We noticed above that the final consonant was exposed to danger by the fact that the syllable containing it was never protected by the accent. It is also true that there was a tendency to do away with any difficult combination of consonants. We recall in English the current pronunciations, "February," and "Calwell" for Caldwell. The average Roman in the same way was inclined to follow the line of least resistance. Sometimes, as in the two English examples just given, he avoided a difficult combination of consonants by dropping one of them. This method he followed in saying santus for sanctus, and scriserunt for scripserunt, just as in vulgar English one now and then hears "slep" and "kep" for the more difficult "slept" and "kept." Sometimes he lightened the pronunciation by metathesis, as he did when he pronounced interpretor as interpertor. A third device was to insert a vowel, as illiterate English-speaking people do in the pronunciations "ellum" and "Henery." In this way, for instance, the Roman avoided the difficult combinations -mn- and -chn- by saying mina and techina for the historically correct mna and techna. Another method of surmounting the difficulty was to assimilate one of the two consonants to the other. This is a favorite practice of the shop-girl, over which the newspapers make merry in their phonetical reproductions of supposed conversations heard from behind the counter. Adopting the same easy way of speaking, the uneducated Roman sometimes said isse for ipse, and scritus for scriptus. To pass to another point of difference, the laws determining the incidence of the accent were very firmly established in literary Latin. The accent must fall on the penult, if it was long, otherwise on the antepenult of the word. But in popular Latin there were certain classes of words in whose case these principles were not observed.

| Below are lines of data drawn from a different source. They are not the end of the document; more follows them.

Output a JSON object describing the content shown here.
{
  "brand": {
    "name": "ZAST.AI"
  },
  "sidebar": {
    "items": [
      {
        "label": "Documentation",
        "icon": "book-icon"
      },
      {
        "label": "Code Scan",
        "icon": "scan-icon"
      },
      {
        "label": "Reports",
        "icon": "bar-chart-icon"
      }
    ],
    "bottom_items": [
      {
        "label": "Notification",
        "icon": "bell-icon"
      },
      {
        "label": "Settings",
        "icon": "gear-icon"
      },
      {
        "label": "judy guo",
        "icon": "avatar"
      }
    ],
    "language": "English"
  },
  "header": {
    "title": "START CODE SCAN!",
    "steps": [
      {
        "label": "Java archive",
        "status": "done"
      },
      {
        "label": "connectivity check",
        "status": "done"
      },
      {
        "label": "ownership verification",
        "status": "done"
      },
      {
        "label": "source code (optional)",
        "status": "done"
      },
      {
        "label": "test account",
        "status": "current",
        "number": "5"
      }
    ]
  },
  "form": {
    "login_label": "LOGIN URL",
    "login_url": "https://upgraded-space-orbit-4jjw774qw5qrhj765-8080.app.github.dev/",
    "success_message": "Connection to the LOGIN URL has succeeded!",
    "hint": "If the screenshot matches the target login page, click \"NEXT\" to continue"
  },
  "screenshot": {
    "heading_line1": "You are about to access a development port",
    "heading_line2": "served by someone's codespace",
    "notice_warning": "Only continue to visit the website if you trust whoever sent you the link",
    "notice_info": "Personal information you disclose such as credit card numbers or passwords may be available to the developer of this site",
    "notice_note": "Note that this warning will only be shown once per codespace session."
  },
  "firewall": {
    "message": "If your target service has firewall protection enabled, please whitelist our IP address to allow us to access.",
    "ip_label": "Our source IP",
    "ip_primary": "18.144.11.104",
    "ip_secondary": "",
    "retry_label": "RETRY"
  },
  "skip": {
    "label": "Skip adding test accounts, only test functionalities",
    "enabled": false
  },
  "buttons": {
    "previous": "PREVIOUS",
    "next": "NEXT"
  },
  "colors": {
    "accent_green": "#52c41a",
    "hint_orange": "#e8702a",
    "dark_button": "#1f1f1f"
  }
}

The very nature of the accent probably differed in the two forms of speech. In preliterary Latin the stress was undoubtedly a marked feature of the accent, and this continued to be the case in the popular speech throughout the entire history of the language, but, as I have tried to prove in another paper, in formal Latin the stress became very slight, and the pitch grew to be the characteristic feature of the accent. Consequently, when Virgil read a passage of the Æneid to Augustus and Livia the effect on the ear of the comparatively unstressed language, with the rhythmical rise and fall of the pitch, would have been very different from that made by the conversation of the average man, with the accented syllables more clearly marked by a stress.